* _Aim of the task_
Please work out how many lines in the data below contain "title", and reply with that number alone.

Dataset rows describing interfaces:
○ ○ ○

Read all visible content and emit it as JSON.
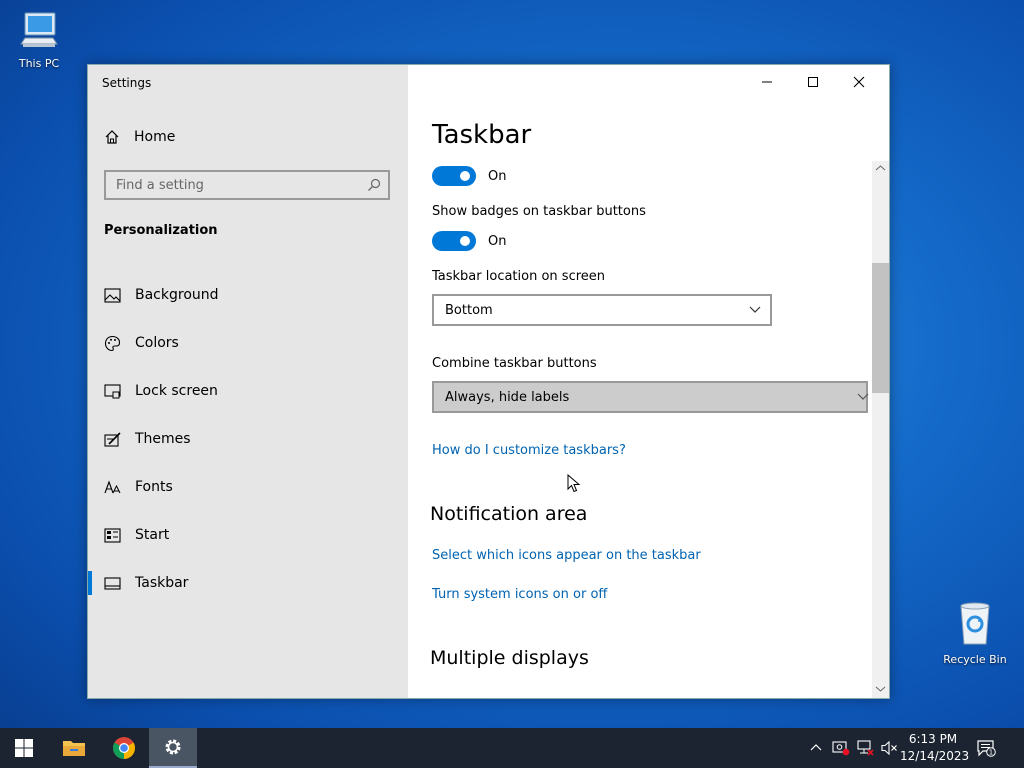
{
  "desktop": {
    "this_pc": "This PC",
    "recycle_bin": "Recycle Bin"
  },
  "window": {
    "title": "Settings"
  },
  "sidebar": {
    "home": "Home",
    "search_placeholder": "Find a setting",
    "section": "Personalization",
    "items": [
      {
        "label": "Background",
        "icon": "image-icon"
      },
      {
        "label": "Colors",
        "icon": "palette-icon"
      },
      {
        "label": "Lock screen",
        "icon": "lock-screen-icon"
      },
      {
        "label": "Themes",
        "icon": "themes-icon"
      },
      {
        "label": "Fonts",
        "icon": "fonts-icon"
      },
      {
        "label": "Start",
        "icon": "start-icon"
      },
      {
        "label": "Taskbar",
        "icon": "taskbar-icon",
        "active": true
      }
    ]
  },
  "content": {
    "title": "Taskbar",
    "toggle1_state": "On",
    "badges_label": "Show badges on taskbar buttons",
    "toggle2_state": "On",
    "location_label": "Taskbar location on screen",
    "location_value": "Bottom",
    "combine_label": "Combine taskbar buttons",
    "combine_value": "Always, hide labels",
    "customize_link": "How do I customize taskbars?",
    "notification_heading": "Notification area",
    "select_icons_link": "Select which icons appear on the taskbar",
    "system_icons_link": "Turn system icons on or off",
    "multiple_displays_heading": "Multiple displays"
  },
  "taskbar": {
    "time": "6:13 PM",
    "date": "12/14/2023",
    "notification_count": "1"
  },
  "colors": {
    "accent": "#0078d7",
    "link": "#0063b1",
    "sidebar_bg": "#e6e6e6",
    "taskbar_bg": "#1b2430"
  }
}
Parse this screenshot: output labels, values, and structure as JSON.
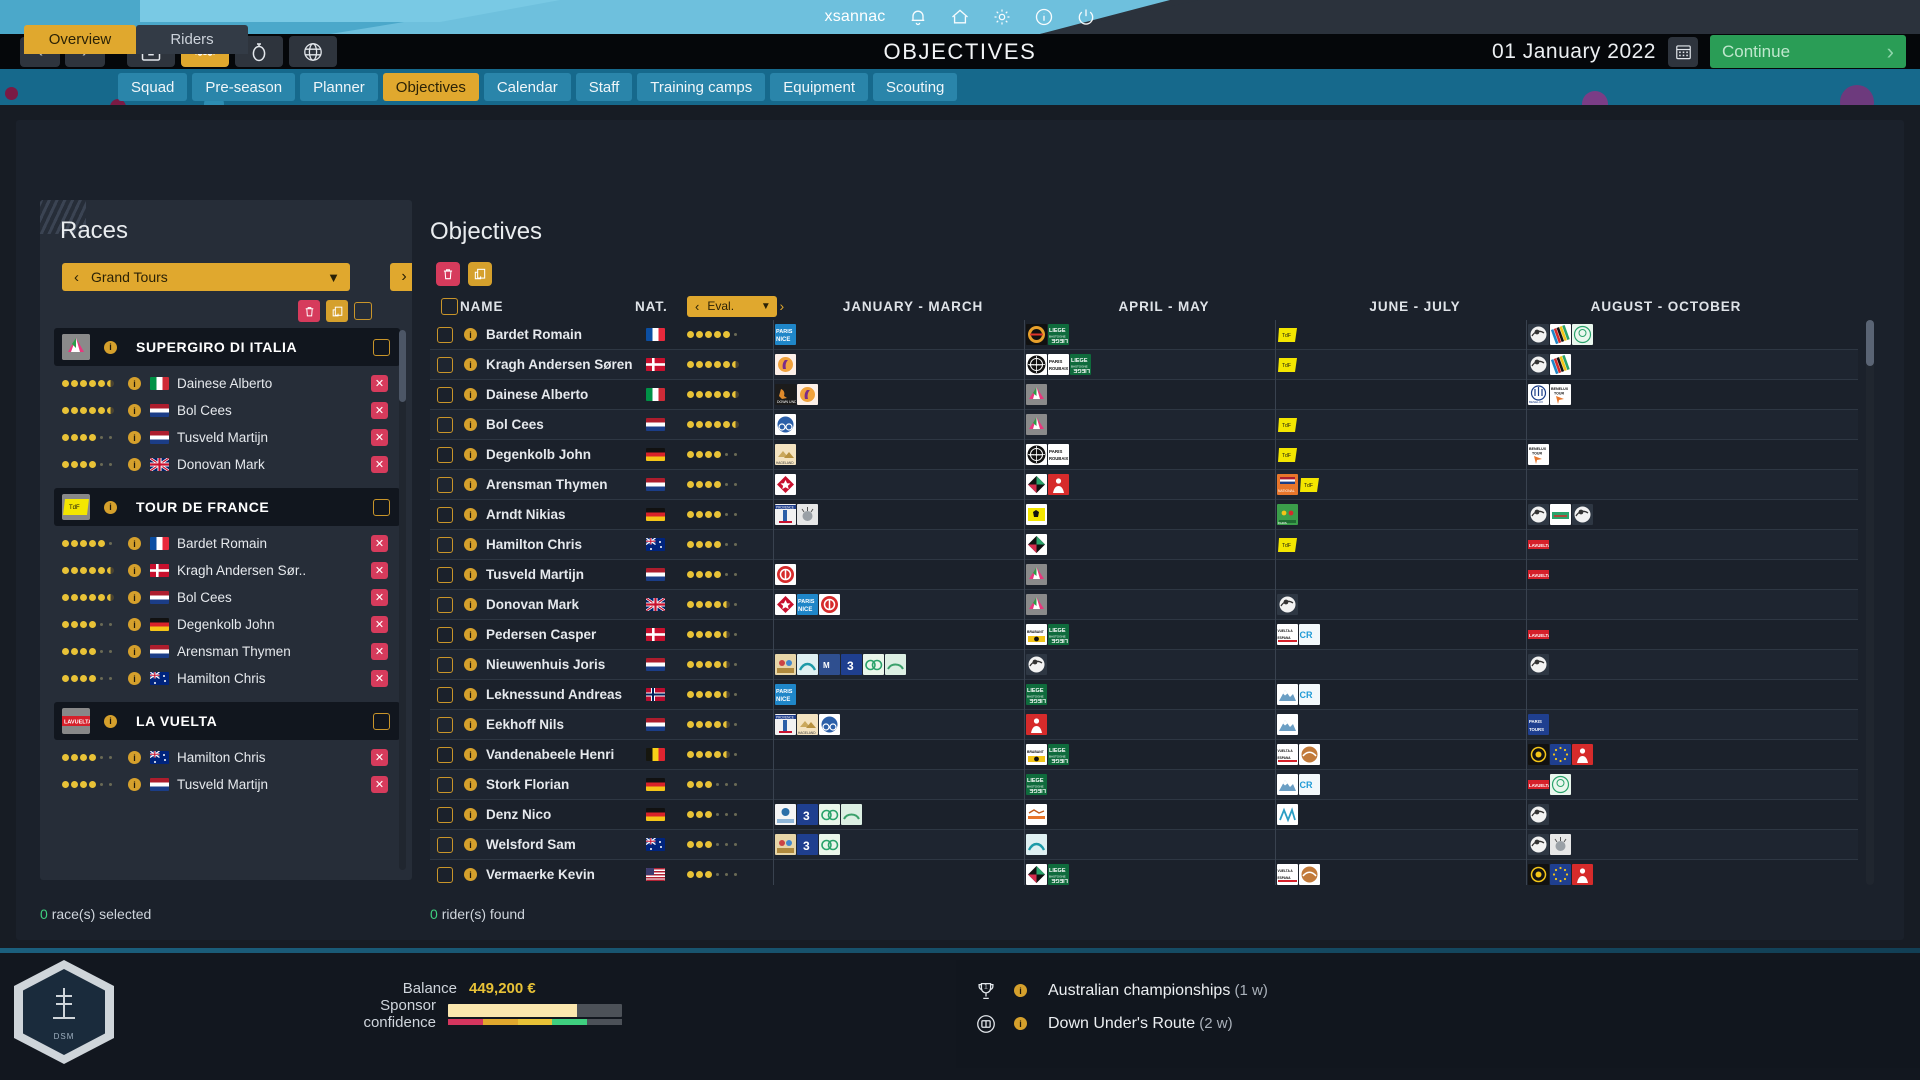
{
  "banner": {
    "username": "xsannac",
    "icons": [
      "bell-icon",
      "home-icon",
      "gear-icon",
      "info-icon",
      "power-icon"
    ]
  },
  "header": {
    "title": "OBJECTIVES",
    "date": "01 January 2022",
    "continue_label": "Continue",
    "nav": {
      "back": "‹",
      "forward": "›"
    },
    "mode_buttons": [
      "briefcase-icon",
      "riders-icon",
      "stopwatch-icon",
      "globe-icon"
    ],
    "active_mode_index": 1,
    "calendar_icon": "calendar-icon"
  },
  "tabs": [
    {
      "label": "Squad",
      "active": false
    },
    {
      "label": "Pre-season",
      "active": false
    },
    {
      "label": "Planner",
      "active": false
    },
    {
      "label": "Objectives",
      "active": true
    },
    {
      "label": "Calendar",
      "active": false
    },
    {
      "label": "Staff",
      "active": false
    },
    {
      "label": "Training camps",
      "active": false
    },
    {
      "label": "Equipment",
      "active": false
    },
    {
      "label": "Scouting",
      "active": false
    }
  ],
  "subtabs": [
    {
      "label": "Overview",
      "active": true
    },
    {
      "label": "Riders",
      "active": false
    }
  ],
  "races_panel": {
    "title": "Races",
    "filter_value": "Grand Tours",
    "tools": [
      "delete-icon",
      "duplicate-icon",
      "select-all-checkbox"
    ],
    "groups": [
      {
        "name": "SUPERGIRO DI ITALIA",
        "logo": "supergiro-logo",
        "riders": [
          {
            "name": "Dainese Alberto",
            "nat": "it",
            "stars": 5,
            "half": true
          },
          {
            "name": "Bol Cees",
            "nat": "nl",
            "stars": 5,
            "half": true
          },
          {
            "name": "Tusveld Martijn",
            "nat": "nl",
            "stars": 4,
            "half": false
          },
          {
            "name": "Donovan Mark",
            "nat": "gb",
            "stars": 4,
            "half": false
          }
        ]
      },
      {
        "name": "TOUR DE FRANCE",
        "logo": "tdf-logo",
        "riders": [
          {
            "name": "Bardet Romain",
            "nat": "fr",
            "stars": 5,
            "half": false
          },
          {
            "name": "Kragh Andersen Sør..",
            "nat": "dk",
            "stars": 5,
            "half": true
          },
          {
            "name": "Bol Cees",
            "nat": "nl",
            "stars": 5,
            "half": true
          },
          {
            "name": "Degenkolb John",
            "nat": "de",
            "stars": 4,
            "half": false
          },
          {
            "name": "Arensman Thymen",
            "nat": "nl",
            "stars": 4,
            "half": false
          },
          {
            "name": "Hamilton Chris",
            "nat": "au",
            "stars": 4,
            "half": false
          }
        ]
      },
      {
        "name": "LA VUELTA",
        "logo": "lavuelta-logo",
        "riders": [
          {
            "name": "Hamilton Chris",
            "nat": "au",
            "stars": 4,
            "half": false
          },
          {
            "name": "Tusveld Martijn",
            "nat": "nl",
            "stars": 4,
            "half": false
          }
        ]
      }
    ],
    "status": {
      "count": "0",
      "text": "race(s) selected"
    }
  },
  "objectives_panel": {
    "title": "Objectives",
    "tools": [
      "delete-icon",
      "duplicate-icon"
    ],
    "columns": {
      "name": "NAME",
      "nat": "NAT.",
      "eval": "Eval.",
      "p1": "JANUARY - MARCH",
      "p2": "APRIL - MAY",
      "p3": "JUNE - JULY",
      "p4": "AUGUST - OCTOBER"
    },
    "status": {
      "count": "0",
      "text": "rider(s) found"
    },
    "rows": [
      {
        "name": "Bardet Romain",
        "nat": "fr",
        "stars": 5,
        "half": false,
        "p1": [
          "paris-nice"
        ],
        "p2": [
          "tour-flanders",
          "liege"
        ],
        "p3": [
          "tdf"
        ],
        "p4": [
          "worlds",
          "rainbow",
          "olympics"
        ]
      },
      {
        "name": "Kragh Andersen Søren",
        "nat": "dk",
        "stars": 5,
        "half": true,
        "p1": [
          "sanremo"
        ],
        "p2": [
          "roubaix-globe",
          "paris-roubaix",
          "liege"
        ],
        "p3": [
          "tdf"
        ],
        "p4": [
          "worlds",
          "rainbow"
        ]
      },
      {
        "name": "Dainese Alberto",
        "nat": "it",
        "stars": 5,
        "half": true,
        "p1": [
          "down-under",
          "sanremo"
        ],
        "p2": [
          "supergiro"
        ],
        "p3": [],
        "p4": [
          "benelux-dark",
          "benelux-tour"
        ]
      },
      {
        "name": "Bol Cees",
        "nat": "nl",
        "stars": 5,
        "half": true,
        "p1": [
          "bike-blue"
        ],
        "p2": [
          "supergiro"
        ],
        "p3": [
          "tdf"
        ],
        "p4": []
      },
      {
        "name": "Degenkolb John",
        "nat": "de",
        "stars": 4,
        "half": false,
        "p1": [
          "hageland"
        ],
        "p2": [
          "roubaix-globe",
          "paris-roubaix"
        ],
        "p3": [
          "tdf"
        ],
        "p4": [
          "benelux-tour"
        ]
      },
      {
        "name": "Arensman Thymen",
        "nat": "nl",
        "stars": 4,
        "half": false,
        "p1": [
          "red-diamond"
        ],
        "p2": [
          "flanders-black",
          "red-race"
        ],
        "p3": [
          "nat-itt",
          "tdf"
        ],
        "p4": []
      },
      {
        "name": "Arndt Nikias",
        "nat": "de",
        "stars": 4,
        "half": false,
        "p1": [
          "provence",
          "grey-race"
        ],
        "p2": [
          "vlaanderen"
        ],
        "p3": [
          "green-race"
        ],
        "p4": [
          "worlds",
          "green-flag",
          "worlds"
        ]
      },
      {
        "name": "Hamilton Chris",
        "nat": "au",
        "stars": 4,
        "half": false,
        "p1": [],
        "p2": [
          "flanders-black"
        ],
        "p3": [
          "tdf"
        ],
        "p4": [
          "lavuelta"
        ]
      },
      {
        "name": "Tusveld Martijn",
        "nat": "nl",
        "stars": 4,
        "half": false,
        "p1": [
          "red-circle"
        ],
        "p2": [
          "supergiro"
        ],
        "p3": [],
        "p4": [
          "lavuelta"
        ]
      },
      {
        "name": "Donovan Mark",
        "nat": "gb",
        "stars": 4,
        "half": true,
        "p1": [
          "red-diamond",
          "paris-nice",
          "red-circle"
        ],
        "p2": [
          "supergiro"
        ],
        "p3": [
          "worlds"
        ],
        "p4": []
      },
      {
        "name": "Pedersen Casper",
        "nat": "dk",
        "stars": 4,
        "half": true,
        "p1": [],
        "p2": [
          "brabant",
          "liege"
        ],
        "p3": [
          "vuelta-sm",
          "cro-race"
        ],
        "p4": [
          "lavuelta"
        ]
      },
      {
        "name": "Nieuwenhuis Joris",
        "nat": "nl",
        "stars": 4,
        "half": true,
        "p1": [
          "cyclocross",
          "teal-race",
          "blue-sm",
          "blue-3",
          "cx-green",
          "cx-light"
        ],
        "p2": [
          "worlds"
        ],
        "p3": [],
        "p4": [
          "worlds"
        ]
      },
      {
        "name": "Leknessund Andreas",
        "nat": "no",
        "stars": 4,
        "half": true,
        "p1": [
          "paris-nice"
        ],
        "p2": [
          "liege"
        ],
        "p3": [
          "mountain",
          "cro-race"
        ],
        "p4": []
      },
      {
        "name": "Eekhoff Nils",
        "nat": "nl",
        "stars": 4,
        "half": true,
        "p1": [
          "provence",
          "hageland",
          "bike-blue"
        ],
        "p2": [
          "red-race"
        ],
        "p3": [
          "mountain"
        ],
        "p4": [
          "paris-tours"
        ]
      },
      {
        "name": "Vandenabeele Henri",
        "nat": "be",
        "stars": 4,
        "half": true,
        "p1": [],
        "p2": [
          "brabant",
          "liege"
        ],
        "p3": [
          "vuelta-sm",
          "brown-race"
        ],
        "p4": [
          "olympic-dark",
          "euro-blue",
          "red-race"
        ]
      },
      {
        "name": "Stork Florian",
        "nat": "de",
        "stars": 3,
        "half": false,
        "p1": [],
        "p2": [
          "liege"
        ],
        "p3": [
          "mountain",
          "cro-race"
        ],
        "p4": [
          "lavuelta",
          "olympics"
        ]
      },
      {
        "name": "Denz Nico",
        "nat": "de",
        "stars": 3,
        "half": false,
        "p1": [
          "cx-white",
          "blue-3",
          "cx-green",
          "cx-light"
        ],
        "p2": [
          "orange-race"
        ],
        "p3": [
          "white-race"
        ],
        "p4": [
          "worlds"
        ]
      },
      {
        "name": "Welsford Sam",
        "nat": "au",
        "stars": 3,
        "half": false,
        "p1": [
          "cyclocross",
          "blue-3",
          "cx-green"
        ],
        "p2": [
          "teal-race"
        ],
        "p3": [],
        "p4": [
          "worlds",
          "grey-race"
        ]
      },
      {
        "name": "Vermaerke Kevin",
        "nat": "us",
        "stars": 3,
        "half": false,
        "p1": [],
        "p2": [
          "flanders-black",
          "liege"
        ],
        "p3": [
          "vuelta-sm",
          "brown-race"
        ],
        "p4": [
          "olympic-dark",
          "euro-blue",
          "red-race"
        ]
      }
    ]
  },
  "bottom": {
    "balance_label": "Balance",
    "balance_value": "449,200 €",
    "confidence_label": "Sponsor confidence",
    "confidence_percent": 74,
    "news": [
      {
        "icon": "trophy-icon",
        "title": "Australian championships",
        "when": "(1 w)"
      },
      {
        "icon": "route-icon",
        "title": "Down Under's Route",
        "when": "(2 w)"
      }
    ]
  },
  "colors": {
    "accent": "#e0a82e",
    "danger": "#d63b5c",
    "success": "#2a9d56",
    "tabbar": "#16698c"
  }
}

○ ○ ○

* _Response_
7